By all accounts, Sharon doesn’t believe that this issue can be resolved and therefore prefers to avoid final status negotiations.


Meanwhile the Roadmap is putting in place all things that were offered at Camp David except, that is, for the end of incitement and violence. According to Rice these issues are to be addressed after the Palestinian elections in January.


Although she has argued in the past that all requirements of the first stage of the Roadmap must be taken in parallel, she has violated this principal by putting the Rafah Agreement ahead of the fundamental condition that violence and incitement must end. But more important she has moved an offer made in consideration of a final settlement to a precondition to progress and even to an obligation.


Israel agreed notwithstanding that the Disengagement Law passed by the Knesset, says that "Israel will oversee and guard the external land envelope." This agreement therefore violates this law.


If we accept at face value the words of our enemies, including the PA, Hamas, Hezbollah, Iran and Syria, and we should, violence will be stepped up. This is not intended to achieve a better deal for the Palestinians. Rather it is intended to keep Israel occupied while Iran develops the A-bomb and to keep the conflict going in order to have a rallying cry for Jihadists in their war against the West. The same goes for the “insurgency” in Iraq.
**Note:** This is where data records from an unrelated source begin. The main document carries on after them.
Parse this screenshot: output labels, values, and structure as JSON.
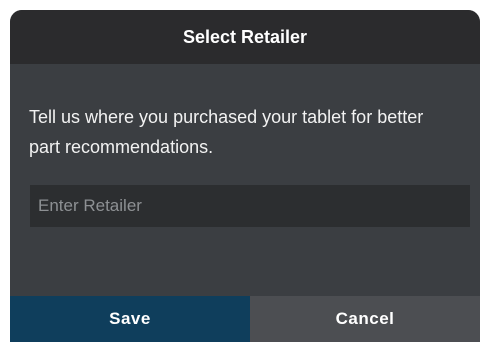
{
  "dialog": {
    "title": "Select Retailer",
    "message": "Tell us where you purchased your tablet for better part recommendations.",
    "retailer_input": {
      "value": "",
      "placeholder": "Enter Retailer"
    },
    "buttons": {
      "save_label": "Save",
      "cancel_label": "Cancel"
    }
  },
  "colors": {
    "dialog_background": "#3b3e42",
    "header_background": "#2b2b2d",
    "input_background": "#2c2e30",
    "save_button": "#0f3e5c",
    "cancel_button": "#4c4e52"
  }
}
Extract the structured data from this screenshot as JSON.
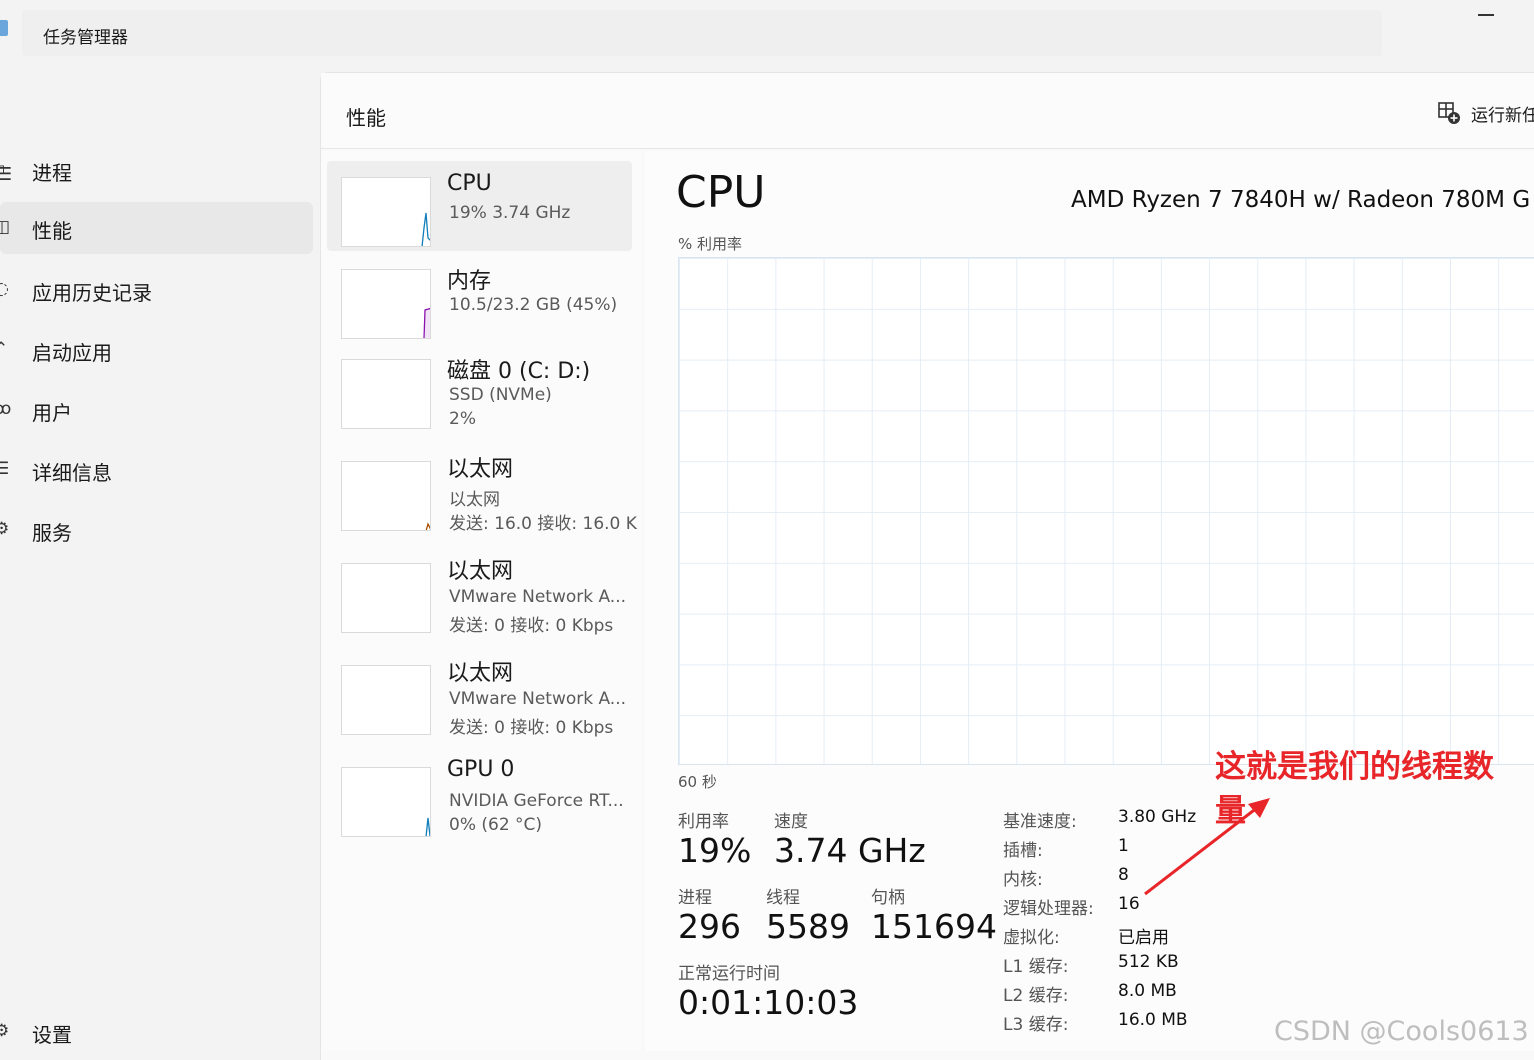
{
  "window": {
    "title": "任务管理器"
  },
  "sidebar": {
    "items": [
      {
        "label": "进程",
        "icon": "process-grid-icon"
      },
      {
        "label": "性能",
        "icon": "performance-chart-icon",
        "active": true
      },
      {
        "label": "应用历史记录",
        "icon": "history-clock-icon"
      },
      {
        "label": "启动应用",
        "icon": "startup-rocket-icon"
      },
      {
        "label": "用户",
        "icon": "users-icon"
      },
      {
        "label": "详细信息",
        "icon": "details-list-icon"
      },
      {
        "label": "服务",
        "icon": "services-gear-icon"
      }
    ],
    "settings_label": "设置"
  },
  "header": {
    "title": "性能",
    "run_task_label": "运行新任"
  },
  "devices": [
    {
      "name": "CPU",
      "sub1": "19%  3.74 GHz",
      "sub2": "",
      "graph_color": "#117dbb"
    },
    {
      "name": "内存",
      "sub1": "10.5/23.2 GB (45%)",
      "sub2": "",
      "graph_color": "#8b12ae"
    },
    {
      "name": "磁盘 0 (C: D:)",
      "sub1": "SSD (NVMe)",
      "sub2": "2%",
      "graph_color": "#4da60c"
    },
    {
      "name": "以太网",
      "sub1": "以太网",
      "sub2": "发送: 16.0 接收: 16.0 K",
      "graph_color": "#a74f01"
    },
    {
      "name": "以太网",
      "sub1": "VMware Network A...",
      "sub2": "发送: 0 接收: 0 Kbps",
      "graph_color": "#a74f01"
    },
    {
      "name": "以太网",
      "sub1": "VMware Network A...",
      "sub2": "发送: 0 接收: 0 Kbps",
      "graph_color": "#a74f01"
    },
    {
      "name": "GPU 0",
      "sub1": "NVIDIA GeForce RT...",
      "sub2": "0%  (62 °C)",
      "graph_color": "#117dbb"
    }
  ],
  "cpu": {
    "title": "CPU",
    "model": "AMD Ryzen 7 7840H w/ Radeon 780M G",
    "graph_ylabel": "% 利用率",
    "graph_xlabel": "60 秒",
    "stats": {
      "utilization_label": "利用率",
      "utilization": "19%",
      "speed_label": "速度",
      "speed": "3.74 GHz",
      "processes_label": "进程",
      "processes": "296",
      "threads_label": "线程",
      "threads": "5589",
      "handles_label": "句柄",
      "handles": "151694",
      "uptime_label": "正常运行时间",
      "uptime": "0:01:10:03"
    },
    "specs": [
      {
        "key": "基准速度:",
        "value": "3.80 GHz"
      },
      {
        "key": "插槽:",
        "value": "1"
      },
      {
        "key": "内核:",
        "value": "8"
      },
      {
        "key": "逻辑处理器:",
        "value": "16"
      },
      {
        "key": "虚拟化:",
        "value": "已启用"
      },
      {
        "key": "L1 缓存:",
        "value": "512 KB"
      },
      {
        "key": "L2 缓存:",
        "value": "8.0 MB"
      },
      {
        "key": "L3 缓存:",
        "value": "16.0 MB"
      }
    ]
  },
  "annotation": {
    "text": "这就是我们的线程数量",
    "color": "#e8262a"
  },
  "watermark": "CSDN @Cools0613"
}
Even if Jerusalem could be solved, the conflict will continue as long as Iran wants it to continue. The Rafah Agreement will serve to increase the violence and make peace more difficult to achieve (if it was ever possible) rather then to lead to peace and security as Rice suggests.


There is no substitute for "utterly defeating" the terrorists (including the Palestinians) and those that support them.



Ted Belman is a retired Canadian lawyer and Editor of

Ted Belman
416-256 7597
Our special thanks to the author for submitting this article. A. G. S.